While it angered the public in Sri Lanka, their government and cricketers pledged support for Pakistan. The Pakistani bus driver who drove the team to safety was hailed as a hero by Sri Lankan cricket stars and was invited on a Sri Lankan-government-sponsored holiday to the island nation a month later.
When Sri Lanka’s decades-long civil war came to an end in May 2009, Pakistan sent its cricket team for a tour in order to help bring international cricket back to the island.
Sri Lanka returned the favour 10 years later by touring Pakistan as the violence-hit country looked to resume its international cricket hosting duties.
In addition to the historic government-level relationship, Pakistani cricketers were revered in Sri Lanka long before their own team became world-beaters in the 1990s.
The current team and its star captain Babar Azam are now firm favourites in Sri Lanka, where even Indian cricket fans do not feel shy about showing their support for Pakistan.
“I like Babar Azam,” Lamerika Rajeswaran, an Indian resident of Colombo, said during the India-Pakistan match.
Mohammed, a Sri Lankan Uber driver, said he has always supported the Pakistan cricket team. But while used to openly proclaim his allegiance to the team in green, now he does it quietly.
“I can’t show it any more as it could get me in trouble with the authorities, but most Sri Lankan Muslims support Pakistan and I am one of them,” he told Al Jazeera in the Sri Lankan capital.
Four years on from a deadly church attack that killed more than 250 people, and the anti-Muslim riots that followed, Muslims in the South Asian island nation still live in fear.
Muslims form 9.2 percent of the population while Buddhism is the majority religion at 70 percent. Mohammed chose to not share his last name and held back thoughts on the aftermath of the Easter attacks due to safety concerns.
However, he spoke animatedly about his love for former and current Pakistani cricketers such as Shoaib Akhtar, Wasim Akram and Shaheen Shah Afridi.

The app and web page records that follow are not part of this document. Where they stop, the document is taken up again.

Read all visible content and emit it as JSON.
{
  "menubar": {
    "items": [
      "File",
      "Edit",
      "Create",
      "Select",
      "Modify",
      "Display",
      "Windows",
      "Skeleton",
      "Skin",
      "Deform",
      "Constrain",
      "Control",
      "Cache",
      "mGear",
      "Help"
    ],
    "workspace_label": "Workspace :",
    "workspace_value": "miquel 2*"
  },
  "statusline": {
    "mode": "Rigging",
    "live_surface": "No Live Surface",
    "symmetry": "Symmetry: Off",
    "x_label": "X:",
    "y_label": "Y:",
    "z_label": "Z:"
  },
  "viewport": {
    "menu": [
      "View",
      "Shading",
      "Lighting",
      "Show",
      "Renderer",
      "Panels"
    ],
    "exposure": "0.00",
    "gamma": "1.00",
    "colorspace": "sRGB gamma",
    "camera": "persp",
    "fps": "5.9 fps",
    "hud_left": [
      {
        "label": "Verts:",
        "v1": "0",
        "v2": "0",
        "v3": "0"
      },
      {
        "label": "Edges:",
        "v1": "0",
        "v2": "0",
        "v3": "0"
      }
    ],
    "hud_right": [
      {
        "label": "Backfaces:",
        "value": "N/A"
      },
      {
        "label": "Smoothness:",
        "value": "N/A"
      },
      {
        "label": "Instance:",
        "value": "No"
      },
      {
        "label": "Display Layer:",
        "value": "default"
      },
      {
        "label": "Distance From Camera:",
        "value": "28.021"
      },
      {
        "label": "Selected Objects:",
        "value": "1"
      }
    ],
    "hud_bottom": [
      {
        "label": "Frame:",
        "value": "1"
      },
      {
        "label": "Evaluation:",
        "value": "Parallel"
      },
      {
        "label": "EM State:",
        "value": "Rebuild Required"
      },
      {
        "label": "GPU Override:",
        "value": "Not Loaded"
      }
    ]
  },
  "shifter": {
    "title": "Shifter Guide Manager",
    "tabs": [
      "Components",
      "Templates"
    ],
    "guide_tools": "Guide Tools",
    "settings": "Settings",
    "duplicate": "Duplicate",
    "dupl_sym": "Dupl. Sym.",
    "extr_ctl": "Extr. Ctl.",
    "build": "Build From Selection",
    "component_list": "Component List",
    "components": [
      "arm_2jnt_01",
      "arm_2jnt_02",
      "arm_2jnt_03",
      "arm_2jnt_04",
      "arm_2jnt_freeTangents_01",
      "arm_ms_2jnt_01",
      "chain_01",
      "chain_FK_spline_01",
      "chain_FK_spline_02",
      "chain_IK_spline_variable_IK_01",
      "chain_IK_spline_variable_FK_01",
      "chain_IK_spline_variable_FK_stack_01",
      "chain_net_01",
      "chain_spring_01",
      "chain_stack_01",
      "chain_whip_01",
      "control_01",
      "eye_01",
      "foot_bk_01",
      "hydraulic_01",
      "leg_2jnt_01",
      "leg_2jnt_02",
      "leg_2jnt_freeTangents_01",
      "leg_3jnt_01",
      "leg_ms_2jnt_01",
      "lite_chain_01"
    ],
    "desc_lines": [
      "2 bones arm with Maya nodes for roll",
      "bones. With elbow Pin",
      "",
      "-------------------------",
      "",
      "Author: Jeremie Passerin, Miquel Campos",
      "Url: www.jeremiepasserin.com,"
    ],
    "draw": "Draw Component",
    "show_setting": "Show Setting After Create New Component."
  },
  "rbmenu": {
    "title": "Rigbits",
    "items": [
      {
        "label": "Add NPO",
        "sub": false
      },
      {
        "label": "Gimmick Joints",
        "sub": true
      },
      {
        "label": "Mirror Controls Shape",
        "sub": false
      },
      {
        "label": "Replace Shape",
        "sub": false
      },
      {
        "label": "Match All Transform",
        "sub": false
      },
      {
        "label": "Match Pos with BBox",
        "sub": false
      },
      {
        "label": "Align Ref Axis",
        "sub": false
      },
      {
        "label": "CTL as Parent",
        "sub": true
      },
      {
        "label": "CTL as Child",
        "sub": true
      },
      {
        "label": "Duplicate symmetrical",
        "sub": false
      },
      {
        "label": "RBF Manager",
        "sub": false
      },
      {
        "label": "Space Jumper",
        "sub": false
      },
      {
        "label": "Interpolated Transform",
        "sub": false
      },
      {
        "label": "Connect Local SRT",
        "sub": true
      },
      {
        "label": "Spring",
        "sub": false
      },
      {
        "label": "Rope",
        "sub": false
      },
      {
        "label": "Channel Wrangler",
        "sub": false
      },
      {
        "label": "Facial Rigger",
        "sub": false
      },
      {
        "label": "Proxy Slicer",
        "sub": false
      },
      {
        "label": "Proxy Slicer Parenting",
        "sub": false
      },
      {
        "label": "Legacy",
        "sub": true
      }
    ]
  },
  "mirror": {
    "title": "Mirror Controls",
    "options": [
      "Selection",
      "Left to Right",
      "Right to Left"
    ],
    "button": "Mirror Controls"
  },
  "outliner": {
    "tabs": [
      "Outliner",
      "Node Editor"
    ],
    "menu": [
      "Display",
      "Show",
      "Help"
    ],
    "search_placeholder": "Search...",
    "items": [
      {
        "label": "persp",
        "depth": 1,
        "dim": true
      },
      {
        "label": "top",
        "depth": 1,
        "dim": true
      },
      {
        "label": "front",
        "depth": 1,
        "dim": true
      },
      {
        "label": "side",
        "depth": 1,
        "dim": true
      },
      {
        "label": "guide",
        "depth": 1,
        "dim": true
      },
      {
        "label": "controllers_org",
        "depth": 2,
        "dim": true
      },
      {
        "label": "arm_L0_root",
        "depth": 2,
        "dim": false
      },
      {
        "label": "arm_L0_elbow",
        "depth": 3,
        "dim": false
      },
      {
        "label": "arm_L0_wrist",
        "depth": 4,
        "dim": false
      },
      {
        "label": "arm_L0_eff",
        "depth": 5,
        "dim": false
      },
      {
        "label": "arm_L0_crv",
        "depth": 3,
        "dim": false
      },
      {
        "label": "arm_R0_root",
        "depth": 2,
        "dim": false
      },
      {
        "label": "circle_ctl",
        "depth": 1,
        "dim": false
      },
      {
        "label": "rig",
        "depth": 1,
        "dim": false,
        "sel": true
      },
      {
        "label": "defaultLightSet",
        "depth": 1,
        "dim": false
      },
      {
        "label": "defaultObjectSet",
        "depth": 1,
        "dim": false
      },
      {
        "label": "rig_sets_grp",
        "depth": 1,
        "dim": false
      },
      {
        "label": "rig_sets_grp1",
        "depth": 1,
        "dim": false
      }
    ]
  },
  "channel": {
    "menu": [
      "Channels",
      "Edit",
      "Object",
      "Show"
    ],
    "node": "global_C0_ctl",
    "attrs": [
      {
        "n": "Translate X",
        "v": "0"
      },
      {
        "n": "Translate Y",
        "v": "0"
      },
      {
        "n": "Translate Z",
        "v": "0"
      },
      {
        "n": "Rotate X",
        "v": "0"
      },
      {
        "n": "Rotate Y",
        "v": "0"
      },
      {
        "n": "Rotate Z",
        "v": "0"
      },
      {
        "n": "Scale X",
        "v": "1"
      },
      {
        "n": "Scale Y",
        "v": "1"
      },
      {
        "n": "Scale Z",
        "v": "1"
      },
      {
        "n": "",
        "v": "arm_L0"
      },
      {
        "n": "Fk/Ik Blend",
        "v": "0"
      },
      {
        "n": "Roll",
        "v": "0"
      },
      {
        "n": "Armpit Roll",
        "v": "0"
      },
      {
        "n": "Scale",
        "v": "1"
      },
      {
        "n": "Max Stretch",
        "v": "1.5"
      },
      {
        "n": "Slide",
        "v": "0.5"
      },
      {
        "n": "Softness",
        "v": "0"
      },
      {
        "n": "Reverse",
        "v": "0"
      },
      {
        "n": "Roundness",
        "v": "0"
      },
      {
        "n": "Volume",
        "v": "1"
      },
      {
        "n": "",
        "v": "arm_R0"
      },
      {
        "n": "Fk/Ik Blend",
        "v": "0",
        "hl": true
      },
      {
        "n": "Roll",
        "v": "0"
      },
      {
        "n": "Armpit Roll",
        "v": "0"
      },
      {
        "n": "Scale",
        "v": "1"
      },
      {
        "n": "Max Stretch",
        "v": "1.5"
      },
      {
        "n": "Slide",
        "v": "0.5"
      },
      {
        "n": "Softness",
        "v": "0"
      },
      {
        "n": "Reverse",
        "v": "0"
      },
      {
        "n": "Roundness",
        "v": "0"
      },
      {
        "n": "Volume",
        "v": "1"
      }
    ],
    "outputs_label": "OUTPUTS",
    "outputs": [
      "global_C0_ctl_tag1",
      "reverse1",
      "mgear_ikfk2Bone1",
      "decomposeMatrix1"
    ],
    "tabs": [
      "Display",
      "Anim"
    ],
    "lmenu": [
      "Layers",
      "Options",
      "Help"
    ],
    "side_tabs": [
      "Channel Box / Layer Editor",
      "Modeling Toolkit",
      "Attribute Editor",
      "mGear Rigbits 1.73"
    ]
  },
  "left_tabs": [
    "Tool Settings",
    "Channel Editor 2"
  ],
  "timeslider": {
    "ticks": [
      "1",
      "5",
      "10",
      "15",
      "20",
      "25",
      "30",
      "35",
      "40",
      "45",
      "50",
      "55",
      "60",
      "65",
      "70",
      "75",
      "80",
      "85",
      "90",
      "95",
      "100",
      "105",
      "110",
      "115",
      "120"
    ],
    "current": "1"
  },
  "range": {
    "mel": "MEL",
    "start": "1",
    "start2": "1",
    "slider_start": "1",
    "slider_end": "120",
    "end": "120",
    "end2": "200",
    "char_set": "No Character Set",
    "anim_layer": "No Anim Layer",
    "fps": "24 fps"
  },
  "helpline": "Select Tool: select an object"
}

“They have always been very exciting to watch with their pace and unpredictable nature,” he said.
But he also admitted that religion had a role to play in his allegiance.
“We have always felt a special connection with Pakistanis,” he said with a warm smile as he drove through bumpy roads and narrow by-lanes on a breezy evening in the Sri Lankan capital.
Prayers for Pakistan
The R Premadasa Stadium, the venue of the ongoing tournament, is surrounded by a densely populated Muslim neighbourhood called Khettarama.
Rows of narrow, multistorey houses that share boundary walls snake around the stadium’s boundary wall. Several brightly-painted mosques of varying sizes dot the streets.
And when the Pakistan cricket team is in town, the neighbourhood buzzes with excitement.
Locals set up stalls selling Sri Lankan-made replica Pakistan cricket merchandise. Special prayers for the team’s success are held in the area’s main mosque.
S Keerthilal, a former Sri Lankan army soldier who now runs a tourist taxi service, criticised his country’s Muslim population for their “disloyalty”.
“They [Muslims] choose religion over nationality and go for Pakistan,” the 45-year-old Colombo resident said.
For some Sri Lankan Muslims, the reason for supporting Pakistan goes beyond religious bonds.
Cricket fan Nyla Naveez comes from a uniquely South Asian family. Her mother is of Pakistani origin, and her father is of Indian origin, but they have lived in Sri Lanka for more than 20 years.
Her Gordian background leaves it unclear how she might define herself.
“A Sri Lankan who supports Pakistan,” she said with a beaming smile.
Naveez said the Pakistani cricket team has always been exciting to watch, but the current talented group of players, especially Azam, have made them more endearing to fans.
“Pakistan is an emotion for me – it’s the way they play, especially the fast bowlers, that makes me a faithful Pakistan fan despite having roots in three countries.”
Sri Lanka and India will meet at Khettarama’s R Premadasa Stadium in Colombo on Thursday for a Super 4 match that will decide who faces India in Sunday’s Asia Cup final.
Mohammed, the Uber driver, said he does not mind if either team qualifies but “will be happier if it is Pakistan”.
“Pakistan will win, God willing,” he said with a sheepish smile.